Foreign investment and the future of the labour movement
There is absolutely nothing wrong with the expression of concern proffered by the Guyana Trades Union Congress (GTUC) in response to the reported exclusion of Guyanese labour from the construction phase of the Marriott Hotel project. Jobs for the building sector were an anticipated concomitant of the start of this phase of the project, never mind the fact that Mr. Winston Brassington has cited what he says are considerations of cost, productivity and skills deficiencies as reasons for the recruitment of an all- Chinese workforce. There is an oddness about Mr. Brassington’s pronouncement that only adds to the controversies that have long attached themselves to the Marriott project.
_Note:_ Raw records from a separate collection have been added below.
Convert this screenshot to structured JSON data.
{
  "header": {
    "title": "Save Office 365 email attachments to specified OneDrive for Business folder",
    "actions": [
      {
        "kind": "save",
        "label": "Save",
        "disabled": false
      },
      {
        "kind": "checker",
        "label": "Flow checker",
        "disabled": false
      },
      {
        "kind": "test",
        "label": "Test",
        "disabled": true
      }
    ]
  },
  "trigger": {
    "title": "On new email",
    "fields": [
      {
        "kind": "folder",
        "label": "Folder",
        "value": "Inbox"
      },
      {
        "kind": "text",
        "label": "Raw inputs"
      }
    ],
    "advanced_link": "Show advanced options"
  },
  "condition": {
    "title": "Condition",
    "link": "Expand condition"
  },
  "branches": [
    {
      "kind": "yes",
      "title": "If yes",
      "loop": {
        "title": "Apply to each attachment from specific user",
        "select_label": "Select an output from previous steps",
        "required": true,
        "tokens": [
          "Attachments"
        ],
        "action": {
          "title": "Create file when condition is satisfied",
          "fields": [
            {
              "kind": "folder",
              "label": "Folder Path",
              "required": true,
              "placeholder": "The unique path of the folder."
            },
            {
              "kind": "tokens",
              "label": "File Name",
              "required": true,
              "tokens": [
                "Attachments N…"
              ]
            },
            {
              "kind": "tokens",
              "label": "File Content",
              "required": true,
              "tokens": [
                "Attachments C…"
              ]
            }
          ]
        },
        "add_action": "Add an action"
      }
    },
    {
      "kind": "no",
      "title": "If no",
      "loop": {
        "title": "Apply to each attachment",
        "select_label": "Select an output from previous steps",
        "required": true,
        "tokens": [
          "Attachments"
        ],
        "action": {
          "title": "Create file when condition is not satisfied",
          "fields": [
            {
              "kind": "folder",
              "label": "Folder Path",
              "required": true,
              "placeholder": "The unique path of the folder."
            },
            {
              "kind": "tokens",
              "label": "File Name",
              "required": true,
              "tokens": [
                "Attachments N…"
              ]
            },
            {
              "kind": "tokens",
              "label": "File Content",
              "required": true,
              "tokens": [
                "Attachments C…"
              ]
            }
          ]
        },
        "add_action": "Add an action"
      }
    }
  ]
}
Apart from those reasons given by Mr. Brassington for excluding Guyanese from the construction phase, one might add that an all-Chinese work force affords the Shanghai Construction Inc, the firm contracted to build the hotel greater ‘flexibility’ in managing its workforce since it will probably have to worry less about stringent adherence to the local labour laws.
Whether or not the GTUC can take its concern over the exclusion of Guyanese workers to the level of an effective public protest is doubtful. Labour’s almost complete loss of what was once a much-vaunted constituency almost certainly precludes that eventuality.
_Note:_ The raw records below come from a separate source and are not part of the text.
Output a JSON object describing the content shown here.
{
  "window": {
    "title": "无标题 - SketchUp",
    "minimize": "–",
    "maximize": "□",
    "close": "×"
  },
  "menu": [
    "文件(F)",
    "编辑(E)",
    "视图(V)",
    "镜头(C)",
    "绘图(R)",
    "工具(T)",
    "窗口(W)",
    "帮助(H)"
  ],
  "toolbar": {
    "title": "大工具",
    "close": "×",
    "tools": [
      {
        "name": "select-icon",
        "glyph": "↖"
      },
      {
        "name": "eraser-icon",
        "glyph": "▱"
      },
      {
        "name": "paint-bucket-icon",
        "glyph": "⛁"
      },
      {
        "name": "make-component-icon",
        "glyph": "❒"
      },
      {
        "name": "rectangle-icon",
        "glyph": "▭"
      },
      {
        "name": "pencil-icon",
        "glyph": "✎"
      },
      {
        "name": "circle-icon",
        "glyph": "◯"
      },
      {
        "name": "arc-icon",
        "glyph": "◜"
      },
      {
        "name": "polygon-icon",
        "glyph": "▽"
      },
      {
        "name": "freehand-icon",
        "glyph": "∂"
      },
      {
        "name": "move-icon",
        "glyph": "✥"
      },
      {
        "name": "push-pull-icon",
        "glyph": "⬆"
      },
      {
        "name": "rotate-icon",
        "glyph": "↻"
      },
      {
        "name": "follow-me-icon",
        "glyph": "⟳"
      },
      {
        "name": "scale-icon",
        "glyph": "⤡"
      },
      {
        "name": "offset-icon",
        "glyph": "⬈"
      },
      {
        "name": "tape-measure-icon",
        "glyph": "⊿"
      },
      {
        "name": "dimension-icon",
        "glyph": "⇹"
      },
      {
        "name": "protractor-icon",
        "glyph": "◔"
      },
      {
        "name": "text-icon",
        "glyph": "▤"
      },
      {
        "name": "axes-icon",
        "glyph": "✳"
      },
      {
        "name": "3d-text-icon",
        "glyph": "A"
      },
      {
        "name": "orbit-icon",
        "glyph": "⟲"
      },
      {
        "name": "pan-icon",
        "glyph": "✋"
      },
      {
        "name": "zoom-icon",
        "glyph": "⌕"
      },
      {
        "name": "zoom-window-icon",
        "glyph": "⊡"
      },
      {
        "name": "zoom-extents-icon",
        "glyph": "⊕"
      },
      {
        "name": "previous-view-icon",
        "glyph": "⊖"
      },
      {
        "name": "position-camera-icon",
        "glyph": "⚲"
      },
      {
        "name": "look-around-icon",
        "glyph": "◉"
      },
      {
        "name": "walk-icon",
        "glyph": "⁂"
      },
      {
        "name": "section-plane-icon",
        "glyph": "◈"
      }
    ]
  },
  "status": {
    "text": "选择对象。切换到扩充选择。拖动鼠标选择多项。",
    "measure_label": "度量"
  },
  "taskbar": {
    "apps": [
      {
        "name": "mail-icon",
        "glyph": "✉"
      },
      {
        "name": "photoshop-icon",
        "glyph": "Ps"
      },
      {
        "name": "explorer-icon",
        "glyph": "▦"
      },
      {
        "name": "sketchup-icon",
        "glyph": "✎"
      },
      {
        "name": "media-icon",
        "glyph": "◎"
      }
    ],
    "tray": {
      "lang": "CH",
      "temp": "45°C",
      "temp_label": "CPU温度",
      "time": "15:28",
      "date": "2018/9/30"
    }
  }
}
That loss of influence is, in part, a function of the labour movement’s proclivity for self- destruction. Currently, all but a handful of local trade unions are afflicted by shockingly low membership; meanwhile, the remnants of an aging and out of step labour leadership appear to have shifted their attention to alternative pursuits that include public advocacy on sundry social and political issues. These days the GTUC exists virtually in name only, its title serving as a convenient if still sufficiently respectable cover for various non-labour causes.
The Marriott issue aside, the GTUC would do well to abandon its wandering ways and focus its attention on the opportunities and the challenges that may well lie ahead for the labour movement. In this regard, it would be in labour’s interest to focus far more attention on those potentially significant evolving foreign investments in the country’s gold and forestry (value-added) sectors which appear to offer prospects for significant recruitment of local labour and concomitant opportunities for unionization of workers. Two such foreign investments, the Canadian gold mining company Guyana Goldfields and the Chinese company Bai Shan Lin, have already announced their intention to recruit several hundred workers locally. Guyana Goldfields has already announced its intention to accommodate the unionization of its workforce So far, Bai Shan Lin has only committed to the local recruitment of a personnel relations supremo to relate to the workers. Those are issues in which local trade unions may wish to take an interest. In sum, the challenges that lie ahead for the GTUC include lobbying vigorously for the unionization of workers recruited by foreign investment groups and (at the level of individual trade unions) creating effective bargaining units for those workers.
Whether or not labour, at least in its current seriously depleted state, can accomplish these goals is doubtful. That does not mean that the circumstances do not present an outstanding opportunity for the movement to restore some of its long lost influence.
If it appears that the GTUC may be unable to bring about corrective measures by causing Guyanese construction workers to be included in this phase of the Marriott project (the government is unlikely to intervene to change the status quo) its current focus ought to be on those opportunities and challenges that lie ahead. Strange as it may seem the proliferation of foreign private investment in Guyana could provide the best opportunity yet for the labour movement to re-invent itself.